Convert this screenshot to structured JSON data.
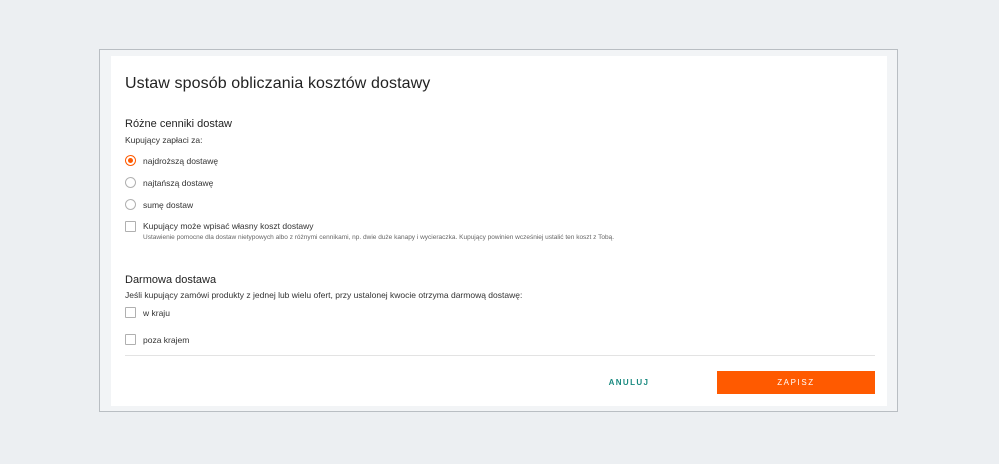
{
  "dialog": {
    "title": "Ustaw sposób obliczania kosztów dostawy"
  },
  "pricing": {
    "heading": "Różne cenniki dostaw",
    "subheading": "Kupujący zapłaci za:",
    "options": [
      {
        "label": "najdroższą dostawę",
        "selected": true
      },
      {
        "label": "najtańszą dostawę",
        "selected": false
      },
      {
        "label": "sumę dostaw",
        "selected": false
      }
    ],
    "custom_cost": {
      "label": "Kupujący może wpisać własny koszt dostawy",
      "help": "Ustawienie pomocne dla dostaw nietypowych albo z różnymi cennikami, np. dwie duże kanapy i wycieraczka. Kupujący powinien wcześniej ustalić ten koszt z Tobą.",
      "checked": false
    }
  },
  "free_shipping": {
    "heading": "Darmowa dostawa",
    "subheading": "Jeśli kupujący zamówi produkty z jednej lub wielu ofert, przy ustalonej kwocie otrzyma darmową dostawę:",
    "options": [
      {
        "label": "w kraju",
        "checked": false
      },
      {
        "label": "poza krajem",
        "checked": false
      }
    ]
  },
  "footer": {
    "cancel_label": "ANULUJ",
    "save_label": "ZAPISZ"
  },
  "colors": {
    "accent": "#ff5a00",
    "link": "#1a8a80",
    "background": "#eceff2"
  }
}
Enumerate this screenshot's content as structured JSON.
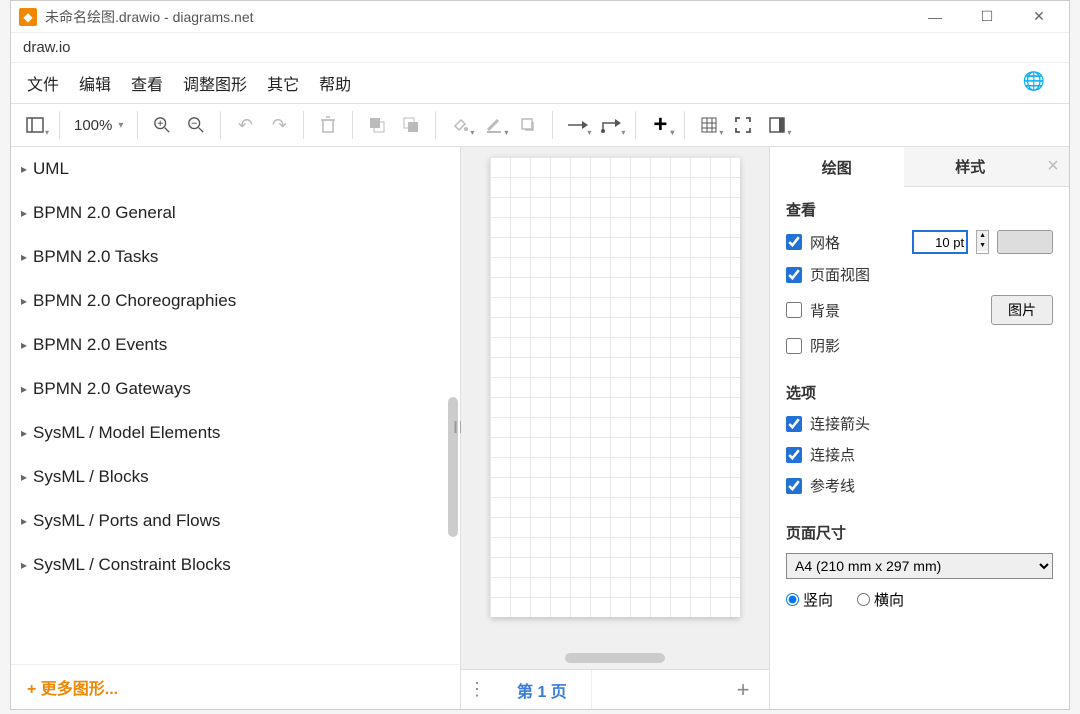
{
  "titlebar": {
    "title": "未命名绘图.drawio - diagrams.net"
  },
  "subtitle": "draw.io",
  "menu": {
    "file": "文件",
    "edit": "编辑",
    "view": "查看",
    "shape": "调整图形",
    "other": "其它",
    "help": "帮助"
  },
  "toolbar": {
    "zoom": "100%"
  },
  "shapes": [
    "UML",
    "BPMN 2.0 General",
    "BPMN 2.0 Tasks",
    "BPMN 2.0 Choreographies",
    "BPMN 2.0 Events",
    "BPMN 2.0 Gateways",
    "SysML / Model Elements",
    "SysML / Blocks",
    "SysML / Ports and Flows",
    "SysML / Constraint Blocks"
  ],
  "more_shapes": "+ 更多图形...",
  "tabs": {
    "page1": "第 1 页"
  },
  "panel": {
    "tab_draw": "绘图",
    "tab_style": "样式",
    "view_heading": "查看",
    "grid": "网格",
    "grid_value": "10 pt",
    "pageview": "页面视图",
    "background": "背景",
    "image_btn": "图片",
    "shadow": "阴影",
    "options_heading": "选项",
    "arrows": "连接箭头",
    "points": "连接点",
    "guides": "参考线",
    "pagesize_heading": "页面尺寸",
    "pagesize_value": "A4 (210 mm x 297 mm)",
    "portrait": "竖向",
    "landscape": "横向"
  }
}
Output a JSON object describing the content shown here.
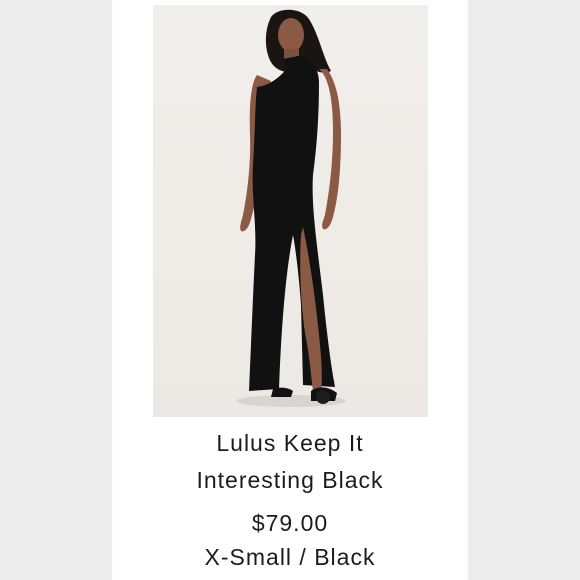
{
  "product": {
    "title_line1": "Lulus Keep It",
    "title_line2": "Interesting Black",
    "price": "$79.00",
    "variant": "X-Small / Black",
    "image_subject": "black one-shoulder maxi dress with thigh slit"
  },
  "colors": {
    "background": "#ececec",
    "card": "#ffffff",
    "text": "#1c1c1c",
    "dress": "#111111",
    "skin": "#8a5a44"
  }
}
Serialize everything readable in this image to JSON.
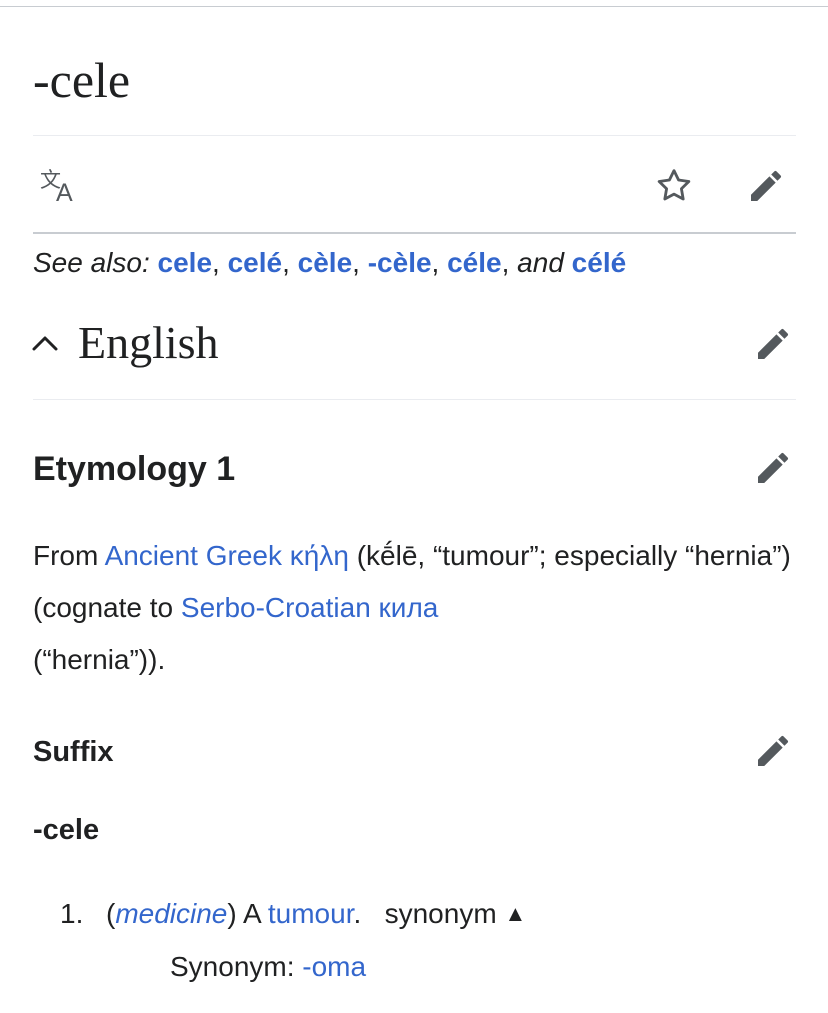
{
  "page": {
    "title": "-cele"
  },
  "toolbar": {
    "language_icon": "translate-icon",
    "watch_icon": "star-icon",
    "edit_icon": "pencil-icon"
  },
  "see_also": {
    "prefix": "See also:",
    "links": [
      "cele",
      "celé",
      "cèle",
      "-cèle",
      "céle",
      "célé"
    ],
    "sep": ",",
    "and": "and"
  },
  "section": {
    "toggle_icon": "chevron-up-icon",
    "heading": "English",
    "edit_icon": "pencil-icon"
  },
  "etymology": {
    "heading": "Etymology 1",
    "text_from": "From",
    "link_language": "Ancient Greek",
    "link_word": "κήλη",
    "text_gloss": "(kḗlē, “tumour”; especially “hernia”) (cognate to",
    "link_cognate_lang": "Serbo-Croatian",
    "link_cognate_word": "кила",
    "text_end": "(“hernia”))."
  },
  "suffix": {
    "heading": "Suffix",
    "headword": "-cele"
  },
  "definition": {
    "number": "1.",
    "open_paren": "(",
    "label": "medicine",
    "close_paren": ")",
    "text_a": "A",
    "link": "tumour",
    "period": ".",
    "synonym_toggle": "synonym",
    "synonym_toggle_icon": "▲",
    "synonym_label": "Synonym:",
    "synonym_link": "-oma"
  },
  "colors": {
    "link": "#3366cc",
    "text": "#202122",
    "icon": "#54595d",
    "divider": "#c8ccd1"
  }
}
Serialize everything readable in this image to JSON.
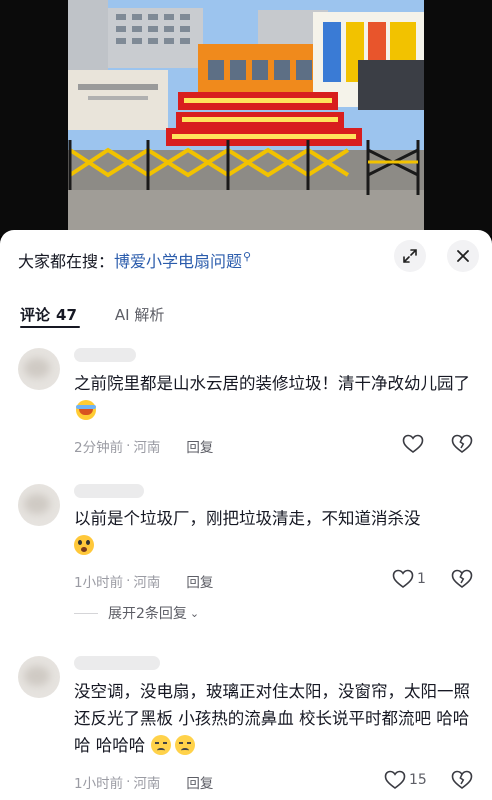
{
  "search": {
    "prefix": "大家都在搜：",
    "query": "博爱小学电扇问题",
    "search_mark": "⚲"
  },
  "tabs": {
    "comments_label": "评论",
    "comments_count": "47",
    "ai_label": "AI 解析"
  },
  "comments": [
    {
      "text": "之前院里都是山水云居的装修垃圾！清干净改幼儿园了",
      "emoji": "crying-emoji",
      "time": "2分钟前",
      "location": "河南",
      "reply_label": "回复",
      "likes": ""
    },
    {
      "text": "以前是个垃圾厂，刚把垃圾清走，不知道消杀没",
      "emoji": "surprised-emoji",
      "time": "1小时前",
      "location": "河南",
      "reply_label": "回复",
      "likes": "1",
      "expand_label": "展开2条回复"
    },
    {
      "text": "没空调，没电扇，玻璃正对住太阳，没窗帘，太阳一照还反光了黑板 小孩热的流鼻血 校长说平时都流吧 哈哈哈 哈哈哈",
      "emoji": "sad-emoji",
      "time": "1小时前",
      "location": "河南",
      "reply_label": "回复",
      "likes": "15"
    }
  ],
  "meta_separator": "·",
  "colors": {
    "link_blue": "#2b5cac",
    "banner_red": "#d81e1e",
    "barrier_yellow": "#f2c200",
    "school_orange": "#f08a1c"
  }
}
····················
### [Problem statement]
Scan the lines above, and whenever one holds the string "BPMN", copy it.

### [Task output]
    "BPMN 2.0 General",
    "BPMN 2.0 Tasks",
    "BPMN 2.0 Choreographies",
    "BPMN 2.0 Events",
    "BPMN 2.0 Gateways",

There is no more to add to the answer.